What to do:
Search the records below for the string "JSON" and report only the number of lines that contain it.

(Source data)
━━━━━━━━━━━━━━━━━━━━
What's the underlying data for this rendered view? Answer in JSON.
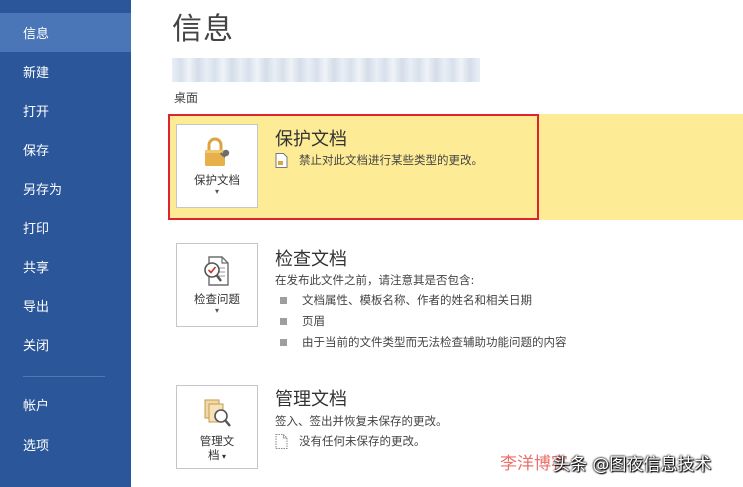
{
  "sidebar": {
    "items": [
      {
        "label": "信息",
        "active": true
      },
      {
        "label": "新建"
      },
      {
        "label": "打开"
      },
      {
        "label": "保存"
      },
      {
        "label": "另存为"
      },
      {
        "label": "打印"
      },
      {
        "label": "共享"
      },
      {
        "label": "导出"
      },
      {
        "label": "关闭"
      },
      {
        "label": "帐户"
      },
      {
        "label": "选项"
      }
    ]
  },
  "main": {
    "title": "信息",
    "path_label": "桌面",
    "protect": {
      "button_label": "保护文档",
      "title": "保护文档",
      "desc": "禁止对此文档进行某些类型的更改。"
    },
    "inspect": {
      "button_label": "检查问题",
      "title": "检查文档",
      "intro": "在发布此文件之前，请注意其是否包含:",
      "bullets": [
        "文档属性、模板名称、作者的姓名和相关日期",
        "页眉",
        "由于当前的文件类型而无法检查辅助功能问题的内容"
      ]
    },
    "manage": {
      "button_label_line1": "管理文",
      "button_label_line2": "档",
      "title": "管理文档",
      "desc": "签入、签出并恢复未保存的更改。",
      "note": "没有任何未保存的更改。"
    }
  },
  "watermark": {
    "left": "李洋博客",
    "right": "头条 @图夜信息技术"
  },
  "colors": {
    "sidebar": "#2b579a",
    "sidebar_active": "#4a76b8",
    "highlight": "#fdeb95",
    "highlight_border": "#e0242f"
  }
}
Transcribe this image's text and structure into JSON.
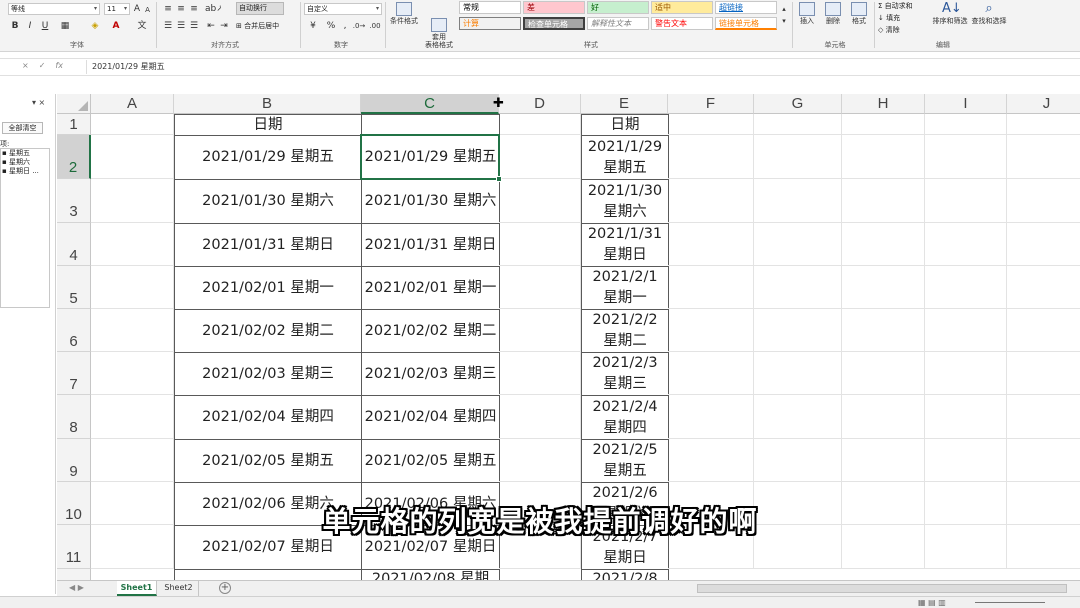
{
  "ribbon": {
    "font_name": "等线",
    "font_size": "11",
    "font_buttons": [
      "B",
      "I",
      "U"
    ],
    "wrap_text": "自动换行",
    "merge_center": "合并后居中",
    "number_format": "自定义",
    "percent": "%",
    "comma": ",",
    "conditional_format": "条件格式",
    "format_as_table": "套用\n表格格式",
    "styles": {
      "normal": "常规",
      "bad": "差",
      "good": "好",
      "neutral": "适中",
      "hyperlink": "超链接",
      "calculation": "计算",
      "check_cell": "检查单元格",
      "explanatory": "解释性文本",
      "warning": "警告文本",
      "followed_link": "链接单元格"
    },
    "insert": "插入",
    "delete": "删除",
    "format": "格式",
    "autosum": "自动求和",
    "fill": "填充",
    "clear": "清除",
    "sort_filter": "排序和筛选",
    "find_select": "查找和选择",
    "group_labels": {
      "font": "字体",
      "alignment": "对齐方式",
      "number": "数字",
      "styles": "样式",
      "cells": "单元格",
      "editing": "编辑"
    },
    "colors": {
      "bad_bg": "#ffc7ce",
      "bad_fg": "#9c0006",
      "good_bg": "#c6efce",
      "good_fg": "#006100",
      "neutral_bg": "#ffeb9c",
      "neutral_fg": "#9c5700",
      "calc_bg": "#f2f2f2",
      "calc_fg": "#fa7d00",
      "check_bg": "#a5a5a5",
      "check_fg": "#ffffff",
      "link_fg": "#0563c1",
      "warn_fg": "#ff0000",
      "followed_fg": "#fa7d00"
    }
  },
  "formula_bar": {
    "cancel_icon": "×",
    "confirm_icon": "✓",
    "fx_icon": "fx",
    "formula": "2021/01/29 星期五"
  },
  "side_panel": {
    "close_icons": "▾ ×",
    "clear_all": "全部清空",
    "items_label": "项:",
    "items": [
      "星期五",
      "星期六",
      "星期日 ..."
    ]
  },
  "sheet": {
    "columns": [
      "A",
      "B",
      "C",
      "D",
      "E",
      "F",
      "G",
      "H",
      "I",
      "J"
    ],
    "rows": [
      "1",
      "2",
      "3",
      "4",
      "5",
      "6",
      "7",
      "8",
      "9",
      "10",
      "11"
    ],
    "selected_column": "C",
    "selected_row": "2",
    "cells": {
      "B": [
        "日期",
        "2021/01/29 星期五",
        "2021/01/30 星期六",
        "2021/01/31 星期日",
        "2021/02/01 星期一",
        "2021/02/02 星期二",
        "2021/02/03 星期三",
        "2021/02/04 星期四",
        "2021/02/05 星期五",
        "2021/02/06 星期六",
        "2021/02/07 星期日"
      ],
      "C": [
        "",
        "2021/01/29 星期五",
        "2021/01/30 星期六",
        "2021/01/31 星期日",
        "2021/02/01 星期一",
        "2021/02/02 星期二",
        "2021/02/03 星期三",
        "2021/02/04 星期四",
        "2021/02/05 星期五",
        "2021/02/06 星期六",
        "2021/02/07 星期日"
      ],
      "E": [
        "日期",
        "2021/1/29\n星期五",
        "2021/1/30\n星期六",
        "2021/1/31\n星期日",
        "2021/2/1\n星期一",
        "2021/2/2\n星期二",
        "2021/2/3\n星期三",
        "2021/2/4\n星期四",
        "2021/2/5\n星期五",
        "2021/2/6\n星期六",
        "2021/2/7\n星期日"
      ]
    },
    "partial_row": {
      "C": "2021/02/08 星期",
      "E": "2021/2/8"
    }
  },
  "tabs": {
    "sheets": [
      "Sheet1",
      "Sheet2"
    ],
    "active": "Sheet1",
    "add_icon": "+",
    "nav_icons": "◀ ▶"
  },
  "subtitle": "单元格的列宽是被我提前调好的啊"
}
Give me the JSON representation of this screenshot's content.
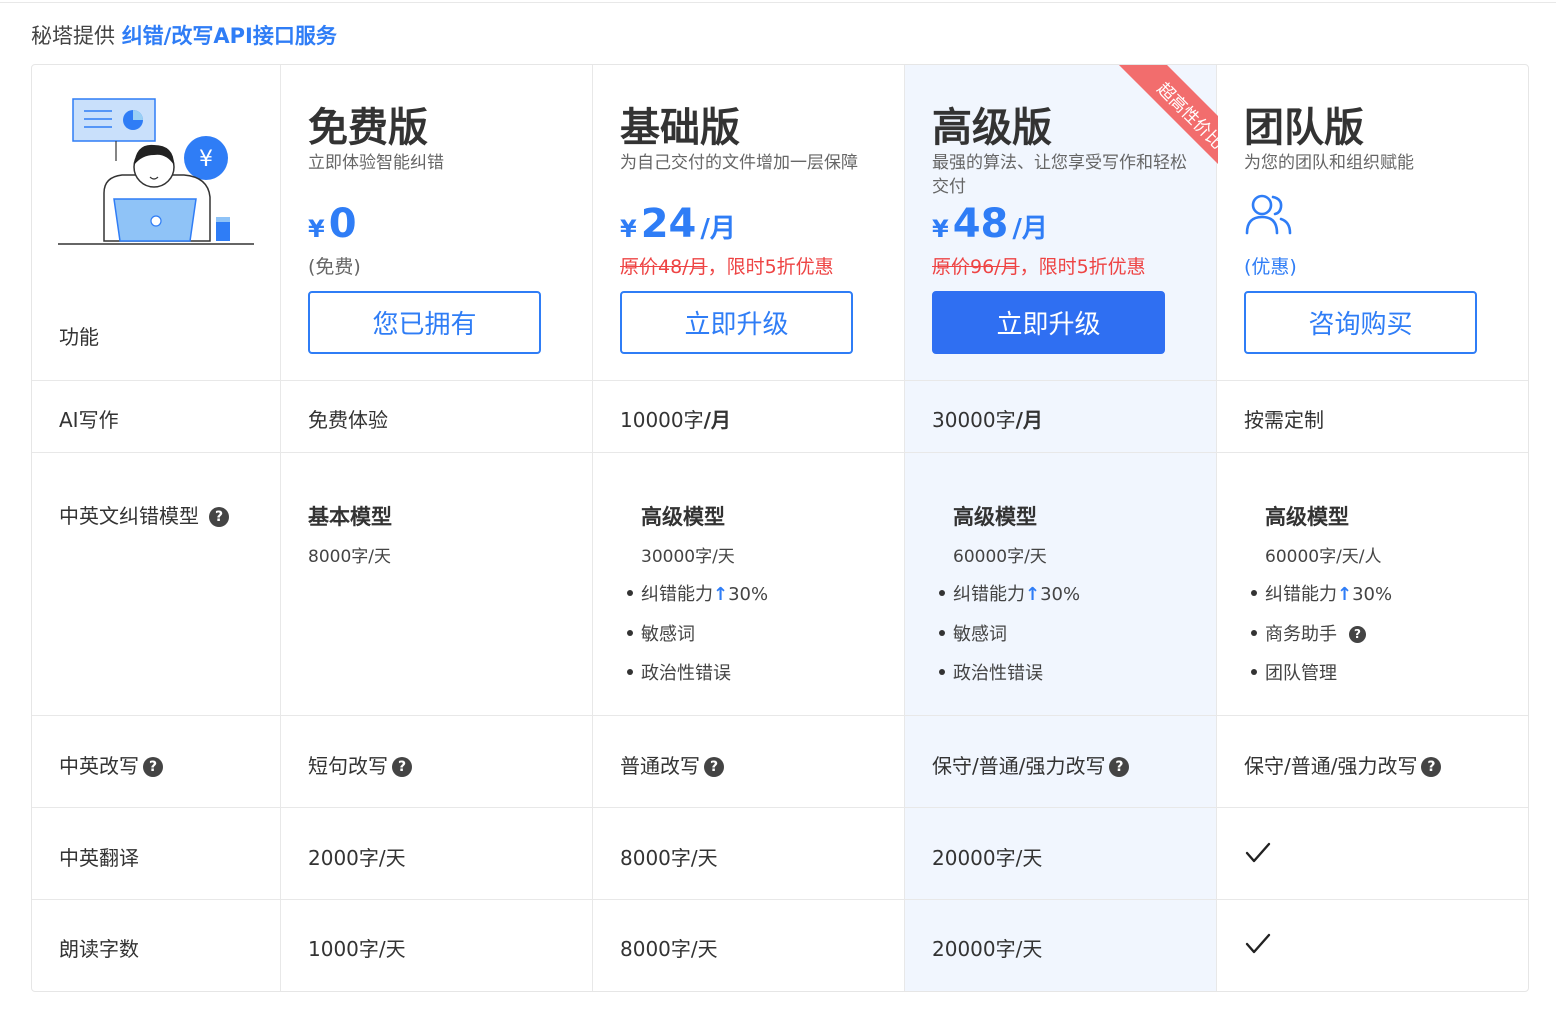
{
  "header": {
    "prefix": "秘塔提供",
    "link": "纠错/改写API接口服务"
  },
  "feature_col": {
    "header_label": "功能",
    "rows": [
      {
        "label": "AI写作"
      },
      {
        "label": "中英文纠错模型"
      },
      {
        "label": "中英改写"
      },
      {
        "label": "中英翻译"
      },
      {
        "label": "朗读字数"
      }
    ]
  },
  "plans": [
    {
      "name": "免费版",
      "desc": "立即体验智能纠错",
      "currency": "¥",
      "price": "0",
      "per": "",
      "note": "(免费)",
      "button": "您已拥有"
    },
    {
      "name": "基础版",
      "desc": "为自己交付的文件增加一层保障",
      "currency": "¥",
      "price": "24",
      "per": "/月",
      "orig_price": "原价48/月",
      "promo": "，限时5折优惠",
      "button": "立即升级"
    },
    {
      "name": "高级版",
      "desc": "最强的算法、让您享受写作和轻松交付",
      "currency": "¥",
      "price": "48",
      "per": "/月",
      "orig_price": "原价96/月",
      "promo": "，限时5折优惠",
      "button": "立即升级",
      "ribbon": "超高性价比"
    },
    {
      "name": "团队版",
      "desc": "为您的团队和组织赋能",
      "icon": "team-icon",
      "note": "(优惠)",
      "button": "咨询购买"
    }
  ],
  "rows": {
    "ai_writing": [
      {
        "num": "",
        "unit": "免费体验"
      },
      {
        "num": "10000字",
        "unit": "/月"
      },
      {
        "num": "30000字",
        "unit": "/月"
      },
      {
        "num": "",
        "unit": "按需定制"
      }
    ],
    "correction": [
      {
        "title": "基本模型",
        "sub": "8000字/天",
        "bullets": []
      },
      {
        "title": "高级模型",
        "sub": "30000字/天",
        "bullets": [
          "纠错能力",
          "敏感词",
          "政治性错误"
        ],
        "boost": "30%"
      },
      {
        "title": "高级模型",
        "sub": "60000字/天",
        "bullets": [
          "纠错能力",
          "敏感词",
          "政治性错误"
        ],
        "boost": "30%"
      },
      {
        "title": "高级模型",
        "sub": "60000字/天/人",
        "bullets": [
          "纠错能力",
          "商务助手",
          "团队管理"
        ],
        "boost": "30%"
      }
    ],
    "rewrite": [
      "短句改写",
      "普通改写",
      "保守/普通/强力改写",
      "保守/普通/强力改写"
    ],
    "translate": [
      "2000字/天",
      "8000字/天",
      "20000字/天",
      "check"
    ],
    "read_aloud": [
      "1000字/天",
      "8000字/天",
      "20000字/天",
      "check"
    ]
  },
  "icons": {
    "help": "question-circle-icon",
    "up": "arrow-up-icon",
    "check": "check-icon",
    "team": "users-icon"
  },
  "colors": {
    "accent": "#2f7df6",
    "primary_button": "#2f6ff2",
    "promo_red": "#ee4444",
    "ribbon": "#f26d6d",
    "highlight_column": "#f1f6fe"
  }
}
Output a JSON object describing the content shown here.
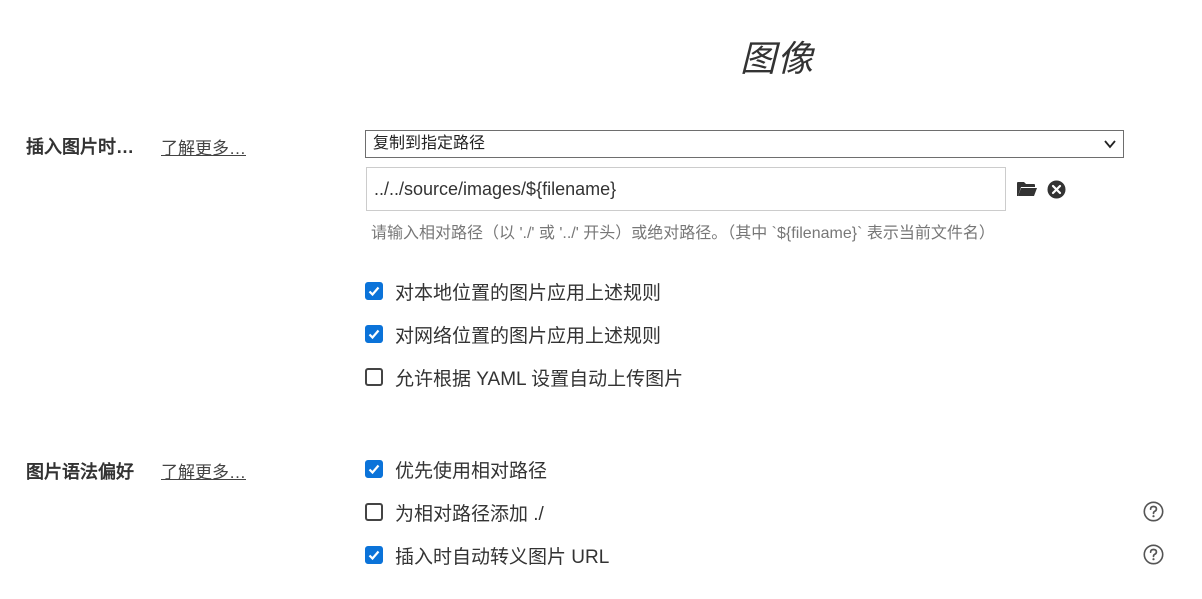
{
  "page": {
    "title": "图像"
  },
  "insert_section": {
    "label": "插入图片时…",
    "learn_more": "了解更多…",
    "select": {
      "selected": "复制到指定路径"
    },
    "path": {
      "value": "../../source/images/${filename}",
      "hint": "请输入相对路径（以 './' 或 '../' 开头）或绝对路径。（其中 `${filename}` 表示当前文件名）"
    },
    "options": [
      {
        "label": "对本地位置的图片应用上述规则",
        "checked": true
      },
      {
        "label": "对网络位置的图片应用上述规则",
        "checked": true
      },
      {
        "label": "允许根据 YAML 设置自动上传图片",
        "checked": false
      }
    ]
  },
  "syntax_section": {
    "label": "图片语法偏好",
    "learn_more": "了解更多…",
    "options": [
      {
        "label": "优先使用相对路径",
        "checked": true,
        "help": false
      },
      {
        "label": "为相对路径添加 ./",
        "checked": false,
        "help": true
      },
      {
        "label": "插入时自动转义图片 URL",
        "checked": true,
        "help": true
      }
    ]
  },
  "icons": {
    "folder": "folder-icon",
    "clear": "clear-icon",
    "help": "question-circle-icon",
    "dropdown": "chevron-down-icon",
    "check": "checkmark-icon"
  },
  "colors": {
    "checkbox_checked": "#0b73d9",
    "text": "#333333",
    "hint": "#777777"
  }
}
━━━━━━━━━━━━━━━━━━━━
Exercise response:
4